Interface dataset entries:
- - -
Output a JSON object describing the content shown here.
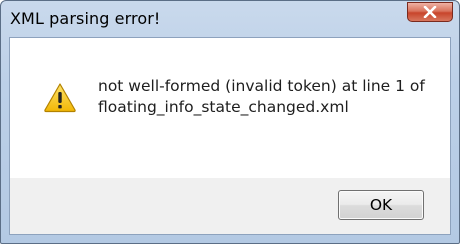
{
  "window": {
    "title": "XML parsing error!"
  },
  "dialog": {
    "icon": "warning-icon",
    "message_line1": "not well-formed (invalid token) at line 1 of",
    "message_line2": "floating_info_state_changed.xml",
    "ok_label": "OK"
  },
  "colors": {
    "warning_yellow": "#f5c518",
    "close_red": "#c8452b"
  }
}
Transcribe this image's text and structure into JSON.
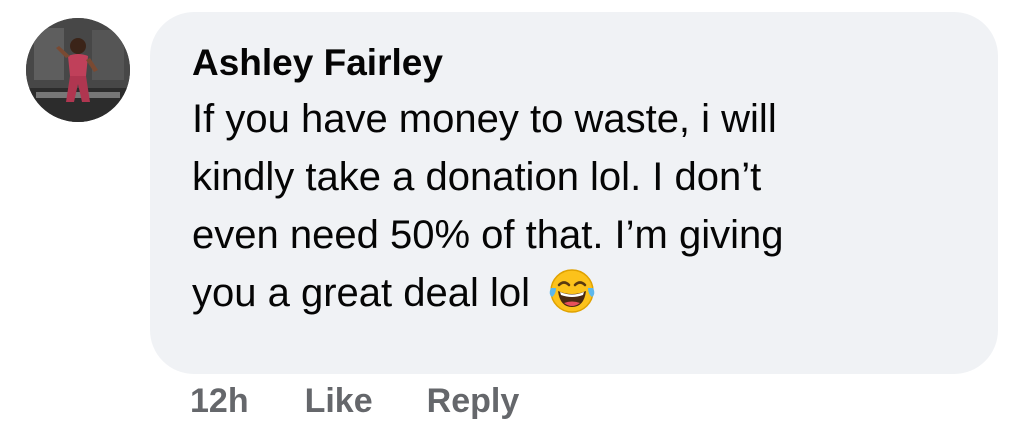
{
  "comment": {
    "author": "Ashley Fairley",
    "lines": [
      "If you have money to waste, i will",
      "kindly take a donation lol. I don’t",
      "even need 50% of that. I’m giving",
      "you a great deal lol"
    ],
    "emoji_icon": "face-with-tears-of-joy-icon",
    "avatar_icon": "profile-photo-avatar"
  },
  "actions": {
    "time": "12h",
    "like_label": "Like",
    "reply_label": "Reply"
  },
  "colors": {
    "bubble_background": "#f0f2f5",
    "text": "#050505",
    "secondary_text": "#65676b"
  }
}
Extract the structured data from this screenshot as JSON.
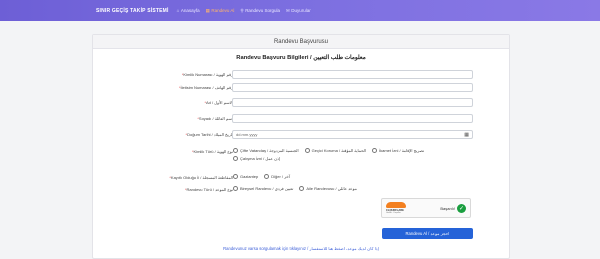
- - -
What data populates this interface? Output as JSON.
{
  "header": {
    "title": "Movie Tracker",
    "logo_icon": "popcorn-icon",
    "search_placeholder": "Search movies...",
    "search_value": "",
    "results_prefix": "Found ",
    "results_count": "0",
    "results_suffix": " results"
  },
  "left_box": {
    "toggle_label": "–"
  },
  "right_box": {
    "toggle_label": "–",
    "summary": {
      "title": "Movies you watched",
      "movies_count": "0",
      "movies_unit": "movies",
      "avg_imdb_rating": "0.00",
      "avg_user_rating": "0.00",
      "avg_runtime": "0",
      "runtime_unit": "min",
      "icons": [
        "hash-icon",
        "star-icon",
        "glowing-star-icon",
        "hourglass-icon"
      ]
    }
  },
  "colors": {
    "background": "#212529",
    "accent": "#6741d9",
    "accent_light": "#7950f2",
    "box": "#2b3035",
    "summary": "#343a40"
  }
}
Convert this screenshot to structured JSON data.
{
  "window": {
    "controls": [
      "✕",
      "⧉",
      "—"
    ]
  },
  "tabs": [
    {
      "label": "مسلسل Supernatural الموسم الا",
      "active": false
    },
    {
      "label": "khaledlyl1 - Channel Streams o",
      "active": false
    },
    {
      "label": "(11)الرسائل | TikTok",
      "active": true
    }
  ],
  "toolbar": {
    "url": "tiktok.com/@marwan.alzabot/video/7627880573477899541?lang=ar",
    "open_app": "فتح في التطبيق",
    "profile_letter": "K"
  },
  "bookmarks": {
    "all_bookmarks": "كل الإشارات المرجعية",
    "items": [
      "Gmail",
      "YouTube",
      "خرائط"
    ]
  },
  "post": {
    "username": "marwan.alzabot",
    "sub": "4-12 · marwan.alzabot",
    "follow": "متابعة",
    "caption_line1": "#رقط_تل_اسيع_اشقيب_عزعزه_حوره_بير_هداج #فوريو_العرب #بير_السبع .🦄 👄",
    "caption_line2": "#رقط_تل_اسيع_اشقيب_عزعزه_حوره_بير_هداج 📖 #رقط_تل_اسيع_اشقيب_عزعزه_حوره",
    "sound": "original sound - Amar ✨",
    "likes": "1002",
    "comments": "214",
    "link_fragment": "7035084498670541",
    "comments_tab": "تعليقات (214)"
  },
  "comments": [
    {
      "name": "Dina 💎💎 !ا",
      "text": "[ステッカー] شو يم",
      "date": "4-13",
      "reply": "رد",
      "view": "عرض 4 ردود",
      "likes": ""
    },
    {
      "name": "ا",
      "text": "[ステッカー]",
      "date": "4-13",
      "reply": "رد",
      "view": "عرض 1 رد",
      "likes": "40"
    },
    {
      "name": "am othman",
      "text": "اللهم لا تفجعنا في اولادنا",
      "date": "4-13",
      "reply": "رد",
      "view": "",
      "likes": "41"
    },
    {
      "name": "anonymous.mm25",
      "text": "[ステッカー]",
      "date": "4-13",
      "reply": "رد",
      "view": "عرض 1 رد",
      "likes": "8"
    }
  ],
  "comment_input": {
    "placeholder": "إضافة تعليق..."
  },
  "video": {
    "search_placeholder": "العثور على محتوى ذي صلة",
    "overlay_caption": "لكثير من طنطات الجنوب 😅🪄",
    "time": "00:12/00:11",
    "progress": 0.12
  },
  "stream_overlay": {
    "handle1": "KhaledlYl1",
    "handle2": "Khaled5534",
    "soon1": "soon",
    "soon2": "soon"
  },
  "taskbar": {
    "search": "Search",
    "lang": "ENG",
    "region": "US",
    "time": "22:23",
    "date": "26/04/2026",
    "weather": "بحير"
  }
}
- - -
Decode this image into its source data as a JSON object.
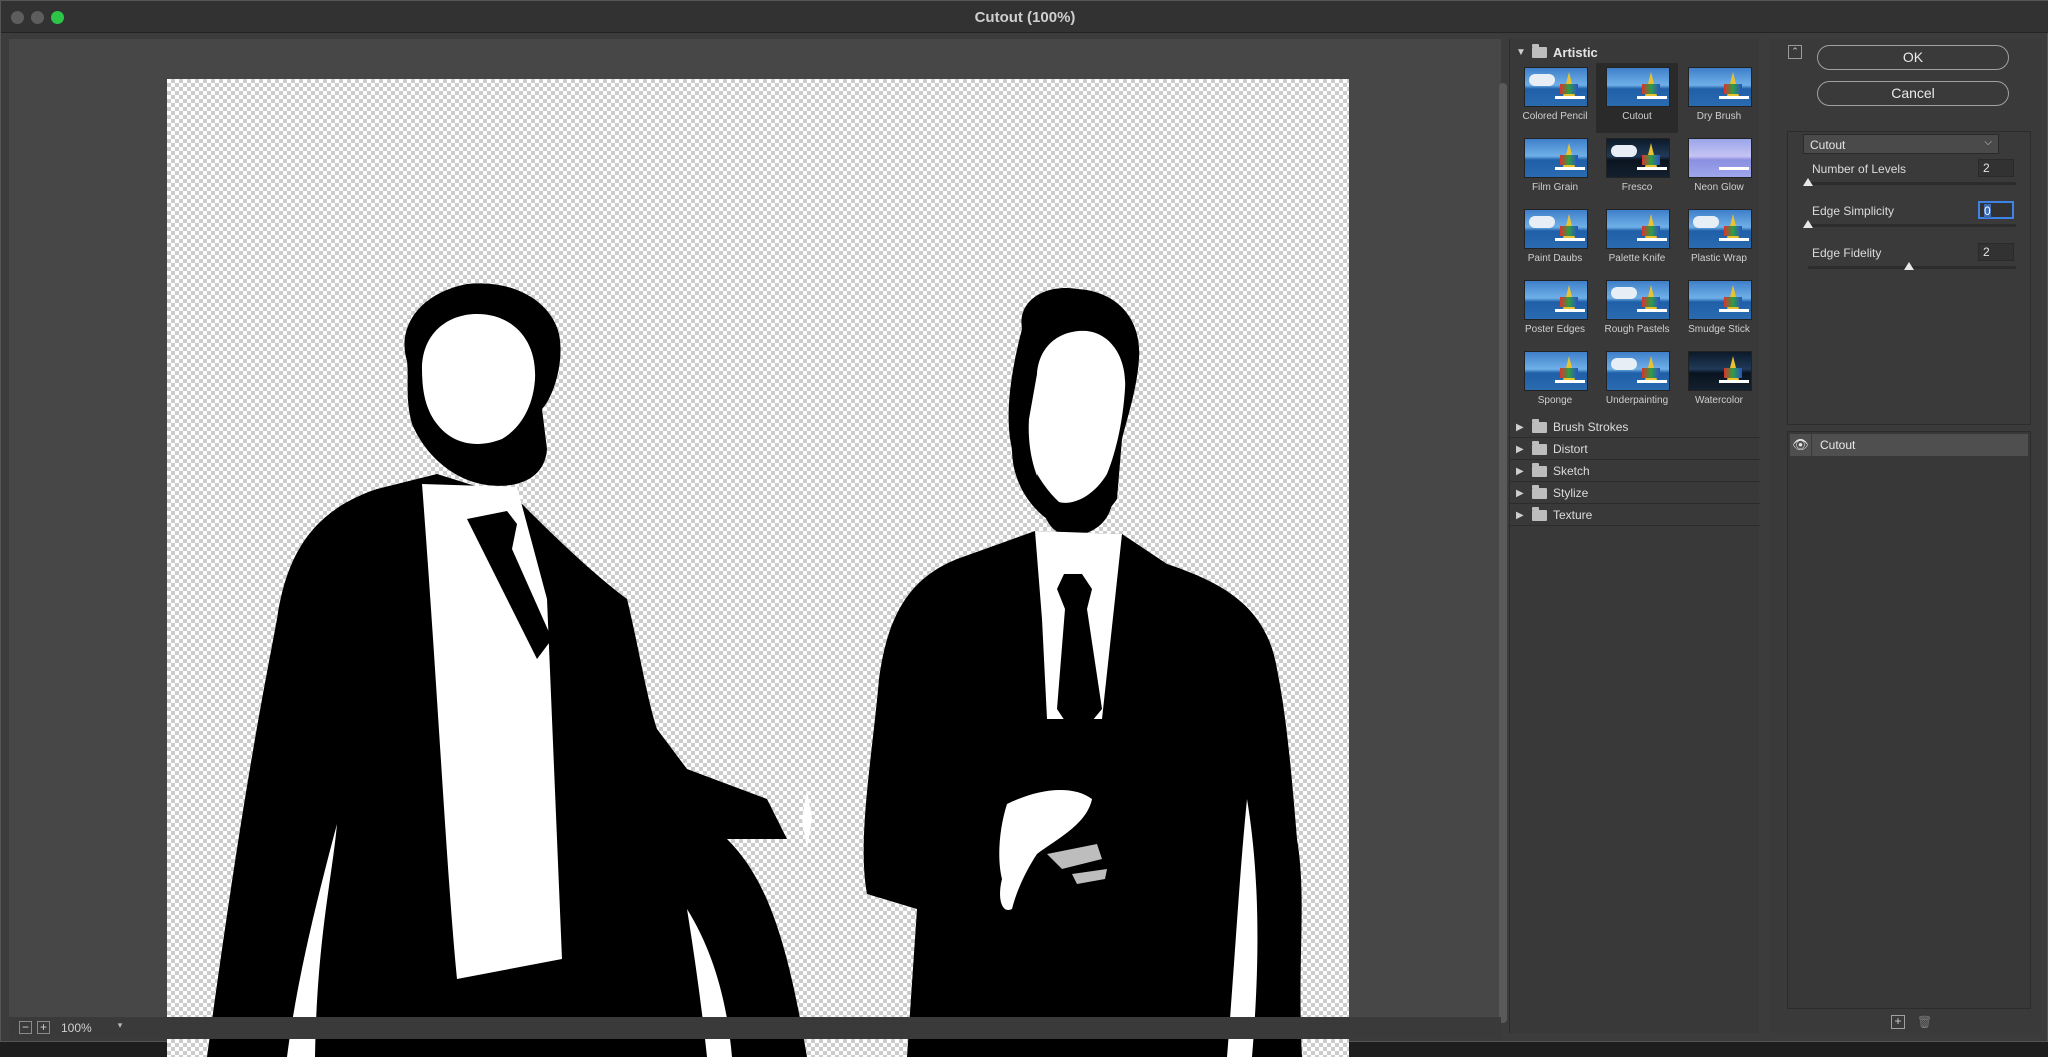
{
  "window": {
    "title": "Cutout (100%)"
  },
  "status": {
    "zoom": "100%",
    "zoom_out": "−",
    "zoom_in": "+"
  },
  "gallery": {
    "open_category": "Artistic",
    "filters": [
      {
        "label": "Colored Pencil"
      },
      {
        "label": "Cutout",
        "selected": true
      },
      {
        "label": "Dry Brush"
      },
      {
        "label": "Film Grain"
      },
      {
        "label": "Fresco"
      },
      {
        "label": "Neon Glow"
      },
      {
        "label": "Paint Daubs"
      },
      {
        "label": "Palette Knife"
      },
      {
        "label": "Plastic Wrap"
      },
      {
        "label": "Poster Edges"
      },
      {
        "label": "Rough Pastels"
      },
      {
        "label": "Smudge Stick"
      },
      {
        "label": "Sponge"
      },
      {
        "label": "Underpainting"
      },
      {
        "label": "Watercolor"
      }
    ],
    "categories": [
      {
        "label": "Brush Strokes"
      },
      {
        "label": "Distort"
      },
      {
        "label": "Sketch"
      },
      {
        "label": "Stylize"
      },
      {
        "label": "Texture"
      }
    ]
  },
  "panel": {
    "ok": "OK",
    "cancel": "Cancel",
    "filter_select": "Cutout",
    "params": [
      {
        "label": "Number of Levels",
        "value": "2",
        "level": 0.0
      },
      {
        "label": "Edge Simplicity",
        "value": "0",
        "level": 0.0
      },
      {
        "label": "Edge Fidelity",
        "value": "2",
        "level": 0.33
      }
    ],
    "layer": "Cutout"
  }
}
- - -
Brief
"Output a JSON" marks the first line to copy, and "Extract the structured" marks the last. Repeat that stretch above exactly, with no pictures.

Solution below
Output a JSON object describing the content shown here.
{
  "window": {
    "title": "XML parsing error!"
  },
  "dialog": {
    "icon": "warning-icon",
    "message_line1": "not well-formed (invalid token) at line 1 of",
    "message_line2": "floating_info_state_changed.xml",
    "ok_label": "OK"
  },
  "colors": {
    "warning_yellow": "#f5c518",
    "close_red": "#c8452b"
  }
}
Transcribe this image's text and structure into JSON.
{
  "comment": {
    "author": "Ashley Fairley",
    "lines": [
      "If you have money to waste, i will",
      "kindly take a donation lol. I don’t",
      "even need 50% of that. I’m giving",
      "you a great deal lol"
    ],
    "emoji_icon": "face-with-tears-of-joy-icon",
    "avatar_icon": "profile-photo-avatar"
  },
  "actions": {
    "time": "12h",
    "like_label": "Like",
    "reply_label": "Reply"
  },
  "colors": {
    "bubble_background": "#f0f2f5",
    "text": "#050505",
    "secondary_text": "#65676b"
  }
}
Extract the structured data from this screenshot as JSON.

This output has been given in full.